--- Data listing Enclosed Below ---

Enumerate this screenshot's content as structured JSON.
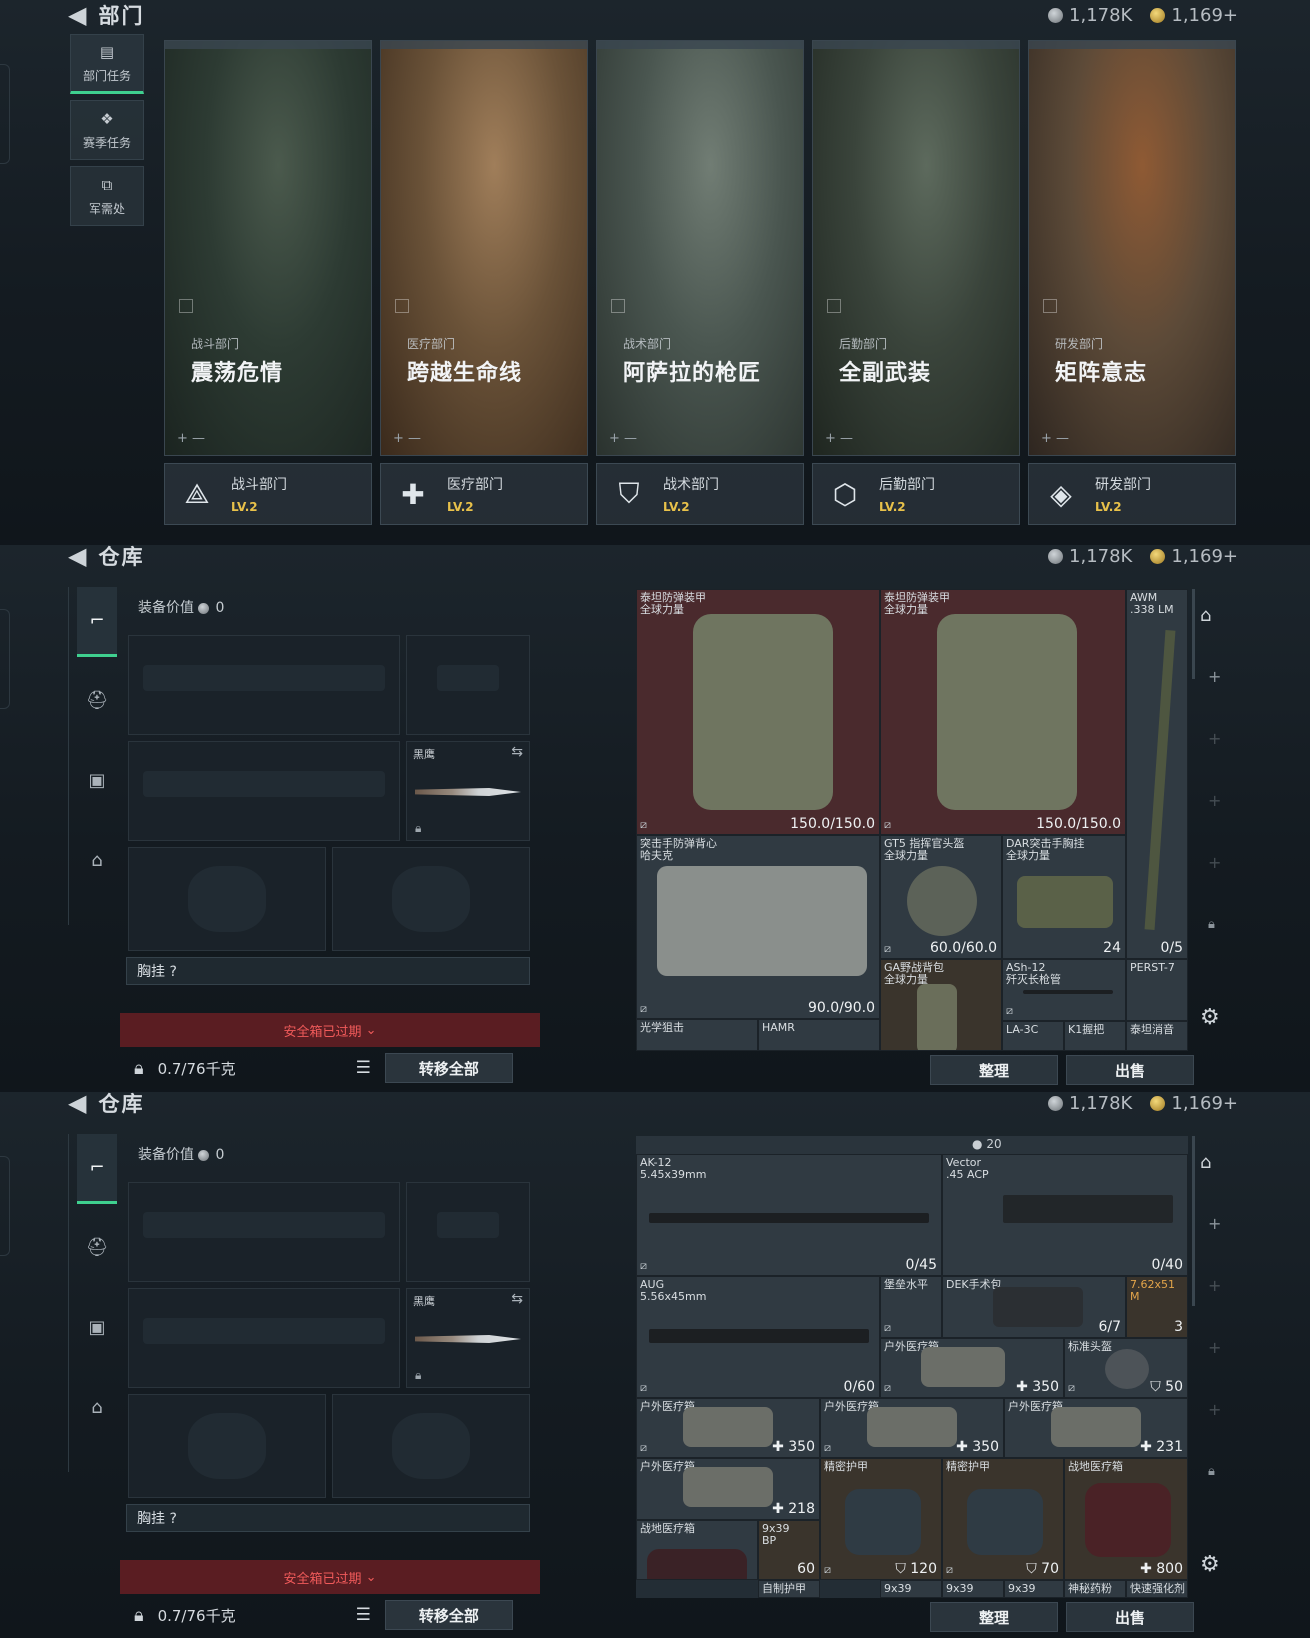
{
  "top": {
    "header": {
      "title": "部门",
      "silver": "1,178K",
      "gold": "1,169+"
    },
    "nav": [
      {
        "label": "部门任务",
        "icon": "task-icon"
      },
      {
        "label": "赛季任务",
        "icon": "season-icon"
      },
      {
        "label": "军需处",
        "icon": "supply-icon"
      }
    ],
    "cards": [
      {
        "dept": "战斗部门",
        "mission": "震荡危情",
        "colors": [
          "#2d3b33",
          "#4b5a4d",
          "#1b2420"
        ]
      },
      {
        "dept": "医疗部门",
        "mission": "跨越生命线",
        "colors": [
          "#6a5238",
          "#a07e5a",
          "#3a2a1c"
        ]
      },
      {
        "dept": "战术部门",
        "mission": "阿萨拉的枪匠",
        "colors": [
          "#4a5650",
          "#717d74",
          "#2a322e"
        ]
      },
      {
        "dept": "后勤部门",
        "mission": "全副武装",
        "colors": [
          "#3a443b",
          "#5d6a5d",
          "#1f2620"
        ]
      },
      {
        "dept": "研发部门",
        "mission": "矩阵意志",
        "colors": [
          "#5c4a38",
          "#8f5a34",
          "#2e2620"
        ]
      }
    ],
    "levels": [
      {
        "name": "战斗部门",
        "level": "LV.2",
        "icon": "combat-dept-icon",
        "glyph": "⟁"
      },
      {
        "name": "医疗部门",
        "level": "LV.2",
        "icon": "medical-dept-icon",
        "glyph": "✚"
      },
      {
        "name": "战术部门",
        "level": "LV.2",
        "icon": "tactical-dept-icon",
        "glyph": "⛉"
      },
      {
        "name": "后勤部门",
        "level": "LV.2",
        "icon": "logistics-dept-icon",
        "glyph": "⬡"
      },
      {
        "name": "研发部门",
        "level": "LV.2",
        "icon": "rnd-dept-icon",
        "glyph": "◈"
      }
    ]
  },
  "wh1": {
    "header": {
      "title": "仓库",
      "silver": "1,178K",
      "gold": "1,169+"
    },
    "equip_value_label": "装备价值",
    "equip_value": "0",
    "knife_label": "黑鹰",
    "chest_label": "胸挂 ?",
    "safe_label": "安全箱已过期",
    "weight": "0.7/76千克",
    "transfer_label": "转移全部",
    "sort_label": "整理",
    "sell_label": "出售",
    "items": [
      {
        "name": "泰坦防弹装甲\n全球力量",
        "value": "150.0/150.0"
      },
      {
        "name": "泰坦防弹装甲\n全球力量",
        "value": "150.0/150.0"
      },
      {
        "name": "AWM\n.338 LM",
        "value": "0/5"
      },
      {
        "name": "突击手防弹背心\n哈夫克",
        "value": "90.0/90.0"
      },
      {
        "name": "GT5 指挥官头盔\n全球力量",
        "value": "60.0/60.0"
      },
      {
        "name": "DAR突击手胸挂\n全球力量",
        "value": "24"
      },
      {
        "name": "GA野战背包\n全球力量",
        "value": ""
      },
      {
        "name": "ASh-12\n歼灭长枪管",
        "value": ""
      },
      {
        "name": "PERST-7",
        "value": ""
      },
      {
        "name": "光学狙击",
        "value": ""
      },
      {
        "name": "HAMR",
        "value": ""
      },
      {
        "name": "LA-3C",
        "value": ""
      },
      {
        "name": "K1握把",
        "value": ""
      },
      {
        "name": "泰坦消音",
        "value": ""
      }
    ]
  },
  "wh2": {
    "header": {
      "title": "仓库",
      "silver": "1,178K",
      "gold": "1,169+"
    },
    "equip_value_label": "装备价值",
    "equip_value": "0",
    "knife_label": "黑鹰",
    "chest_label": "胸挂 ?",
    "safe_label": "安全箱已过期",
    "weight": "0.7/76千克",
    "transfer_label": "转移全部",
    "sort_label": "整理",
    "sell_label": "出售",
    "top_count": "20",
    "items": [
      {
        "name": "AK-12\n5.45x39mm",
        "value": "0/45"
      },
      {
        "name": "Vector\n.45 ACP",
        "value": "0/40"
      },
      {
        "name": "AUG\n5.56x45mm",
        "value": "0/60"
      },
      {
        "name": "堡垒水平",
        "value": ""
      },
      {
        "name": "DEK手术包",
        "value": "6/7"
      },
      {
        "name": "7.62x51\nM",
        "value": "3"
      },
      {
        "name": "户外医疗箱",
        "value": "350"
      },
      {
        "name": "标准头盔",
        "value": "50"
      },
      {
        "name": "户外医疗箱",
        "value": "350"
      },
      {
        "name": "户外医疗箱",
        "value": "350"
      },
      {
        "name": "户外医疗箱",
        "value": "231"
      },
      {
        "name": "户外医疗箱",
        "value": "218"
      },
      {
        "name": "精密护甲",
        "value": "120"
      },
      {
        "name": "精密护甲",
        "value": "70"
      },
      {
        "name": "战地医疗箱",
        "value": "800"
      },
      {
        "name": "战地医疗箱",
        "value": ""
      },
      {
        "name": "9x39\nBP",
        "value": "60"
      },
      {
        "name": "自制护甲",
        "value": ""
      },
      {
        "name": "9x39",
        "value": ""
      },
      {
        "name": "9x39",
        "value": ""
      },
      {
        "name": "9x39",
        "value": ""
      },
      {
        "name": "神秘药粉",
        "value": ""
      },
      {
        "name": "快速强化剂",
        "value": ""
      }
    ]
  },
  "colors": {
    "accent": "#3fd08f",
    "level": "#e8c14a",
    "alert": "#f05a5a"
  }
}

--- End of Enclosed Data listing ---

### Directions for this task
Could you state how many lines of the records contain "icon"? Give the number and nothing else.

### Finished exercise
8